Top of Provided records

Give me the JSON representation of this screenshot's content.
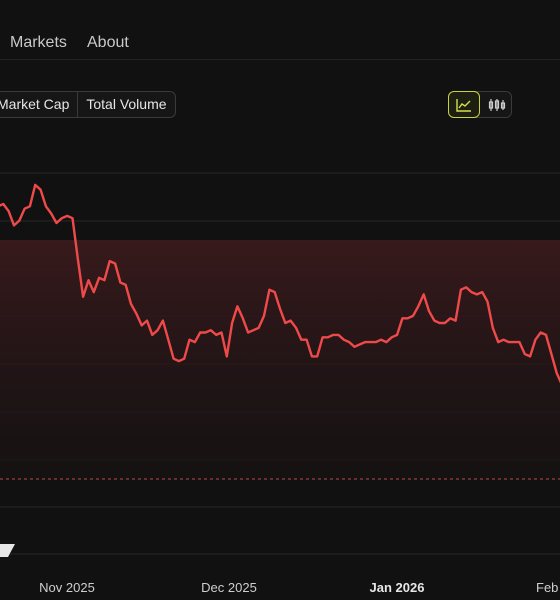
{
  "nav": {
    "items": [
      "Markets",
      "About"
    ]
  },
  "tabs": [
    "Market Cap",
    "Total Volume"
  ],
  "view_toggle": [
    {
      "icon": "line-chart-icon",
      "active": true
    },
    {
      "icon": "candlestick-chart-icon",
      "active": false
    }
  ],
  "colors": {
    "line": "#ef4a4a",
    "fill_top": "#3a1a1c",
    "reference_line": "#c0474d",
    "toggle_active": "#c8d23b"
  },
  "chart_data": {
    "type": "line",
    "x_tick_labels": [
      {
        "label": "Nov 2025",
        "bold": false
      },
      {
        "label": "Dec 2025",
        "bold": false
      },
      {
        "label": "Jan 2026",
        "bold": true
      },
      {
        "label": "Feb",
        "bold": false
      }
    ],
    "grid": true,
    "y_ticks_visible": false,
    "reference_line": {
      "style": "dashed"
    },
    "series": [
      {
        "values": [
          73,
          73.5,
          72,
          69,
          70,
          72.5,
          73,
          77.5,
          76.5,
          73,
          71.5,
          69.5,
          70.5,
          71,
          70.5,
          62,
          54,
          57.5,
          55,
          58,
          57.5,
          61.5,
          61,
          57,
          56.5,
          52.5,
          50.5,
          48,
          49,
          46,
          47,
          49,
          45,
          41,
          40.5,
          41,
          45,
          44.5,
          46.5,
          46.5,
          47,
          46,
          46.5,
          41.5,
          48.5,
          52,
          49.5,
          46.5,
          47,
          47.5,
          50,
          55.5,
          55,
          51.5,
          48.5,
          49,
          47.5,
          45,
          45,
          41.5,
          41.5,
          45.5,
          45.5,
          46,
          46,
          45,
          44.5,
          43.5,
          44,
          44.5,
          44.5,
          44.5,
          45,
          44.5,
          45.5,
          46,
          49.5,
          49.5,
          50,
          52,
          54.5,
          51,
          49,
          48.5,
          48.5,
          49.5,
          49,
          55.5,
          56,
          55,
          54.5,
          55,
          53,
          47.5,
          44.5,
          45,
          44.5,
          44.5,
          44.5,
          42,
          41.5,
          45,
          46.5,
          46,
          42,
          38,
          35.5
        ]
      }
    ]
  }
}
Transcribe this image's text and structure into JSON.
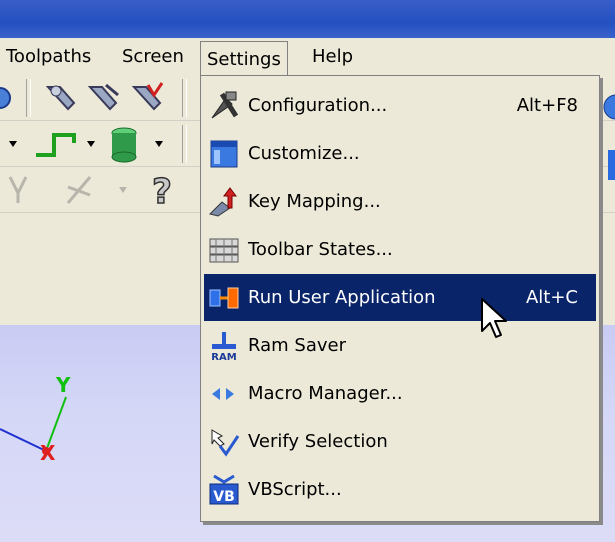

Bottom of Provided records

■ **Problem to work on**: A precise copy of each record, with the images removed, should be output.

■ **Result for this task**:
Give me the JSON representation of this screenshot's content.
{
  "nav": {
    "items": [
      "Markets",
      "About"
    ]
  },
  "tabs": [
    "Market Cap",
    "Total Volume"
  ],
  "view_toggle": [
    {
      "icon": "line-chart-icon",
      "active": true
    },
    {
      "icon": "candlestick-chart-icon",
      "active": false
    }
  ],
  "colors": {
    "line": "#ef4a4a",
    "fill_top": "#3a1a1c",
    "reference_line": "#c0474d",
    "toggle_active": "#c8d23b"
  },
  "chart_data": {
    "type": "line",
    "x_tick_labels": [
      {
        "label": "Nov 2025",
        "bold": false
      },
      {
        "label": "Dec 2025",
        "bold": false
      },
      {
        "label": "Jan 2026",
        "bold": true
      },
      {
        "label": "Feb",
        "bold": false
      }
    ],
    "grid": true,
    "y_ticks_visible": false,
    "reference_line": {
      "style": "dashed"
    },
    "series": [
      {
        "values": [
          73,
          73.5,
          72,
          69,
          70,
          72.5,
          73,
          77.5,
          76.5,
          73,
          71.5,
          69.5,
          70.5,
          71,
          70.5,
          62,
          54,
          57.5,
          55,
          58,
          57.5,
          61.5,
          61,
          57,
          56.5,
          52.5,
          50.5,
          48,
          49,
          46,
          47,
          49,
          45,
          41,
          40.5,
          41,
          45,
          44.5,
          46.5,
          46.5,
          47,
          46,
          46.5,
          41.5,
          48.5,
          52,
          49.5,
          46.5,
          47,
          47.5,
          50,
          55.5,
          55,
          51.5,
          48.5,
          49,
          47.5,
          45,
          45,
          41.5,
          41.5,
          45.5,
          45.5,
          46,
          46,
          45,
          44.5,
          43.5,
          44,
          44.5,
          44.5,
          44.5,
          45,
          44.5,
          45.5,
          46,
          49.5,
          49.5,
          50,
          52,
          54.5,
          51,
          49,
          48.5,
          48.5,
          49.5,
          49,
          55.5,
          56,
          55,
          54.5,
          55,
          53,
          47.5,
          44.5,
          45,
          44.5,
          44.5,
          44.5,
          42,
          41.5,
          45,
          46.5,
          46,
          42,
          38,
          35.5
        ]
      }
    ]
  }
}
Transcribe this image's text and structure into JSON.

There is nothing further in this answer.